▶ WHAT YOU HAVE TO DO
Select all lines holding the word "seguridad" from the entries that follow.

--- LISTED ENTRIES Enclosed Below ---

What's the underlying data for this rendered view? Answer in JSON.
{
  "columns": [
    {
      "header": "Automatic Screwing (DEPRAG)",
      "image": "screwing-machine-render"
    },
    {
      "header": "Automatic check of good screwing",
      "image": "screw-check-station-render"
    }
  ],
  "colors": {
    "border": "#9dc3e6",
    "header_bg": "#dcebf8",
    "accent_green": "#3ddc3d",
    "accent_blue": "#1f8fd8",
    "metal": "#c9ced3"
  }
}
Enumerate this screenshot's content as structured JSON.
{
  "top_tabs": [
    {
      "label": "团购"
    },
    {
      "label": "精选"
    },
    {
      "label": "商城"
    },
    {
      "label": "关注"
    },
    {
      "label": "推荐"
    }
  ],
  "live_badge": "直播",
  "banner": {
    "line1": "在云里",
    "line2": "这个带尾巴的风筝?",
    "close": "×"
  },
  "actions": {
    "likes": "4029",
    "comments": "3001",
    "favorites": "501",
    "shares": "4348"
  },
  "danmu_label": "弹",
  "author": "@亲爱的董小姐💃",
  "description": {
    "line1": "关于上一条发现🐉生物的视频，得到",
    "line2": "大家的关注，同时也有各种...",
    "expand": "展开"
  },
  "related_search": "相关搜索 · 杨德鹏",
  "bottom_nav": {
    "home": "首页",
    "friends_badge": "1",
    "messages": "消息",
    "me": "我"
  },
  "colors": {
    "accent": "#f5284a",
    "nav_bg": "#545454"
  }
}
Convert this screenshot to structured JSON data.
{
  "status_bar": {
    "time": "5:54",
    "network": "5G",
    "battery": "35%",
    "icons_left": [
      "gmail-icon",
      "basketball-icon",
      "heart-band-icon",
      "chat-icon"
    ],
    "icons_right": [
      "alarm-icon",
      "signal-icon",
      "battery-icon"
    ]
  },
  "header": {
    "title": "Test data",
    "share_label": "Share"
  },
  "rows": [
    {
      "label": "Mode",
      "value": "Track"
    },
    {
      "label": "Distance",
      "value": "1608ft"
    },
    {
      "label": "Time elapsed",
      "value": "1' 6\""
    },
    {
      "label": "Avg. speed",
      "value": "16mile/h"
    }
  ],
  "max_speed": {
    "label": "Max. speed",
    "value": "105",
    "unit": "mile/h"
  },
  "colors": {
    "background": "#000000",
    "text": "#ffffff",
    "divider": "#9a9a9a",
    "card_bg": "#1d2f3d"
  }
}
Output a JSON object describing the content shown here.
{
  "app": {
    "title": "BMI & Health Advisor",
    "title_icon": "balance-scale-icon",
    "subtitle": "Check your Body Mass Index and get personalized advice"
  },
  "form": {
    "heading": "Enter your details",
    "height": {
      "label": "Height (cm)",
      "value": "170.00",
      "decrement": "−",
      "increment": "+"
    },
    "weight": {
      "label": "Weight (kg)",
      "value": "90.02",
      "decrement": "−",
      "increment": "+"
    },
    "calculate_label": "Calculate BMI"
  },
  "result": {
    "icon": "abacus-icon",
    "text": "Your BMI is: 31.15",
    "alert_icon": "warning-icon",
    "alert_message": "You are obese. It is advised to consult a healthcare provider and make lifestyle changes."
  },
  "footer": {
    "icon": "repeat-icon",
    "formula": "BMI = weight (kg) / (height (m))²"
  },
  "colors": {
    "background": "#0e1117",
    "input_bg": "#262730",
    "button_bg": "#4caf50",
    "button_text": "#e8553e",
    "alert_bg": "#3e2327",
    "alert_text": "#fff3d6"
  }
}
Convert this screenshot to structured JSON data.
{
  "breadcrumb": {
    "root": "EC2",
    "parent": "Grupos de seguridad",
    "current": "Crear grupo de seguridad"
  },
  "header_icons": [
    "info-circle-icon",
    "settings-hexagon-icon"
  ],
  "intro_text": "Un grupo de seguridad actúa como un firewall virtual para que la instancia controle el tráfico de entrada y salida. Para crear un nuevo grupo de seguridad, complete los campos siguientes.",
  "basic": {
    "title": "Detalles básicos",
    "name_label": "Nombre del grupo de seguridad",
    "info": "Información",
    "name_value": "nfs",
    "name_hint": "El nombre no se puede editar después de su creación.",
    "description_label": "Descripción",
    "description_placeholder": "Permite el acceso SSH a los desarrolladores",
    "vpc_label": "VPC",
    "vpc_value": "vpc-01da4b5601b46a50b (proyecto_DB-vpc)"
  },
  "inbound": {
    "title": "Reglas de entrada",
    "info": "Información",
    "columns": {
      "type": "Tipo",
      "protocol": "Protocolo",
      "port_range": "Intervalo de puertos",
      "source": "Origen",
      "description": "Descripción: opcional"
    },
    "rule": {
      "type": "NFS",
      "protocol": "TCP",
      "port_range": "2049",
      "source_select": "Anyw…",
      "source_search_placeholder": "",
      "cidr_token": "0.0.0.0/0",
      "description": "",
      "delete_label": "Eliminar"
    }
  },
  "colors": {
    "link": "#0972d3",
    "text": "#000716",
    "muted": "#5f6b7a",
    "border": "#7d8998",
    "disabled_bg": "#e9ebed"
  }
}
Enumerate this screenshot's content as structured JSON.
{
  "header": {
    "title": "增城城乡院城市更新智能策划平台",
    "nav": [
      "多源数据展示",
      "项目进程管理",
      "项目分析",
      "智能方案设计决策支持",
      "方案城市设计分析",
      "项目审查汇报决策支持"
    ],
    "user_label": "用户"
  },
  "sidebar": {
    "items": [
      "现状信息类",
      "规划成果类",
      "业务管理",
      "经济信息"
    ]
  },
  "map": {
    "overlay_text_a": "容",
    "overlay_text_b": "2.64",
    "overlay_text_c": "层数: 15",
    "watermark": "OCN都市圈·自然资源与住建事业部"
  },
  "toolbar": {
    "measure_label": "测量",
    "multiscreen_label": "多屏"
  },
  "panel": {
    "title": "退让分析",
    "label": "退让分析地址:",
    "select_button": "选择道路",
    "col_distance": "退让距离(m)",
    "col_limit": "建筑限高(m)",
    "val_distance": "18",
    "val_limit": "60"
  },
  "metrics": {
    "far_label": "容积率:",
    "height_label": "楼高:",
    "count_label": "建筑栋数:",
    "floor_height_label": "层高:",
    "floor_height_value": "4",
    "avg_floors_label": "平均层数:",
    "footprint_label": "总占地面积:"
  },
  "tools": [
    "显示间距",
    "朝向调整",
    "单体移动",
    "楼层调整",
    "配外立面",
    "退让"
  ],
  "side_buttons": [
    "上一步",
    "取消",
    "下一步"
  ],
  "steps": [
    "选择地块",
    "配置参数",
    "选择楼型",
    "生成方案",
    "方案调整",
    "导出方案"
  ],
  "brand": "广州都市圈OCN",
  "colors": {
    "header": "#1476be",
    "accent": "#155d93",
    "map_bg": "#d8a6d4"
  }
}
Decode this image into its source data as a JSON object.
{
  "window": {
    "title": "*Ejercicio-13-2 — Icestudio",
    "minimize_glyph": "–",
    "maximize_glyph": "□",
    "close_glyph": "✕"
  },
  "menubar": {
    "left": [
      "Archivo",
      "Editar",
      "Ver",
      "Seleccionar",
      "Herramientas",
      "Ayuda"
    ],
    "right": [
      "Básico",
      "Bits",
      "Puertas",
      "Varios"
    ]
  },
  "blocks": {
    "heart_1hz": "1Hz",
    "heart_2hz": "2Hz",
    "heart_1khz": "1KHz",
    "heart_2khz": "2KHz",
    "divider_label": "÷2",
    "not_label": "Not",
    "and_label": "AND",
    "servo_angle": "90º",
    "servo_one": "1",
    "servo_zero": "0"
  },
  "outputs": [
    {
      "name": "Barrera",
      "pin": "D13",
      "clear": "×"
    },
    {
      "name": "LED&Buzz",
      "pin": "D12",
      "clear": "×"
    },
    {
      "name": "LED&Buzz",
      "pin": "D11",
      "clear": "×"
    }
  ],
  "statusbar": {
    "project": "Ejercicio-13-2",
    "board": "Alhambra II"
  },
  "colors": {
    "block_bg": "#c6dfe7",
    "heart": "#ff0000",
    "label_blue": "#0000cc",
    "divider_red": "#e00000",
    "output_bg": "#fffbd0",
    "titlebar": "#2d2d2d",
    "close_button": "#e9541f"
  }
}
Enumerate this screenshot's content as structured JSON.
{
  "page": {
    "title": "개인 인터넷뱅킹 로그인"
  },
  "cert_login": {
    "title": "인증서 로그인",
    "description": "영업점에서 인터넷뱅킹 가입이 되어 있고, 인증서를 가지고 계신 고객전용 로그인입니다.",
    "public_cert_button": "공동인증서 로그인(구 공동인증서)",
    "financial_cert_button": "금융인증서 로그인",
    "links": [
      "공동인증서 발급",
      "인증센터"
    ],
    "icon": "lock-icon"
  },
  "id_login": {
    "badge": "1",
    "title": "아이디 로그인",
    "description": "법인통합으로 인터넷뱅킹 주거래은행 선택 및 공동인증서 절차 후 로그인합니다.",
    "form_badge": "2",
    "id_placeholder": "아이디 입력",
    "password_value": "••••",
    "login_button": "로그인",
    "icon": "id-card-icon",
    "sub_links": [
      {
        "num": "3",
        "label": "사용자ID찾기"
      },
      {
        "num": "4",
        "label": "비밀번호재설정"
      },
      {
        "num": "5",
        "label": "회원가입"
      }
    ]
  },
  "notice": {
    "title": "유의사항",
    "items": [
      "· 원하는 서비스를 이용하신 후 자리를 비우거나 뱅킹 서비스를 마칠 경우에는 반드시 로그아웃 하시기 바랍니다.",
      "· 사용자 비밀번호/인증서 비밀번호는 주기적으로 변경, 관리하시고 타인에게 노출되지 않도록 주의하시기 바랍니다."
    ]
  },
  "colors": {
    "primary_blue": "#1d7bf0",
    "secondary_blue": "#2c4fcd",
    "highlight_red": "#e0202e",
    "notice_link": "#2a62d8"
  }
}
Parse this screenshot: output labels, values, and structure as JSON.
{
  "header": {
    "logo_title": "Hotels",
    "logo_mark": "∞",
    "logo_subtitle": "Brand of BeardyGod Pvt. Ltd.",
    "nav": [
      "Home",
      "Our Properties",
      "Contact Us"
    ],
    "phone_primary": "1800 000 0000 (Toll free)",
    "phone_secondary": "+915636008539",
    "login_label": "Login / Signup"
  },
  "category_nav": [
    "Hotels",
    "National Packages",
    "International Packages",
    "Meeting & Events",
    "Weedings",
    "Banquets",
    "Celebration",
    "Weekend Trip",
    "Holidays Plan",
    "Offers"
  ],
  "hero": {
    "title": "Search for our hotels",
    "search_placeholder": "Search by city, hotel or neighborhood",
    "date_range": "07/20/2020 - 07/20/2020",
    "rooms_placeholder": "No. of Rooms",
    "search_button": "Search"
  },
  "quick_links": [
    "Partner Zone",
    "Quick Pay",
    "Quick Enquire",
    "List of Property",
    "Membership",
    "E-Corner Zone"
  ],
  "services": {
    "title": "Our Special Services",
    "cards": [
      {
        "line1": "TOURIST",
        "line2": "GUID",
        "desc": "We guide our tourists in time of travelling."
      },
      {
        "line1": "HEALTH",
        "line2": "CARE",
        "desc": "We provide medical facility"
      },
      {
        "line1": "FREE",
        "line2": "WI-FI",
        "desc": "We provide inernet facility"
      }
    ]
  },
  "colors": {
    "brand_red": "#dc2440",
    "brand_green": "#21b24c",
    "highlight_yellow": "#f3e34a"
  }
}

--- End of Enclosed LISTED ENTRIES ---

▶ WRITTEN REPLY
    "parent": "Grupos de seguridad",
    "current": "Crear grupo de seguridad"
  "intro_text": "Un grupo de seguridad actúa como un firewall virtual para que la instancia controle el tráfico de entrada y salida. Para crear un nuevo grupo de seguridad, complete los campos siguientes.",
    "name_label": "Nombre del grupo de seguridad",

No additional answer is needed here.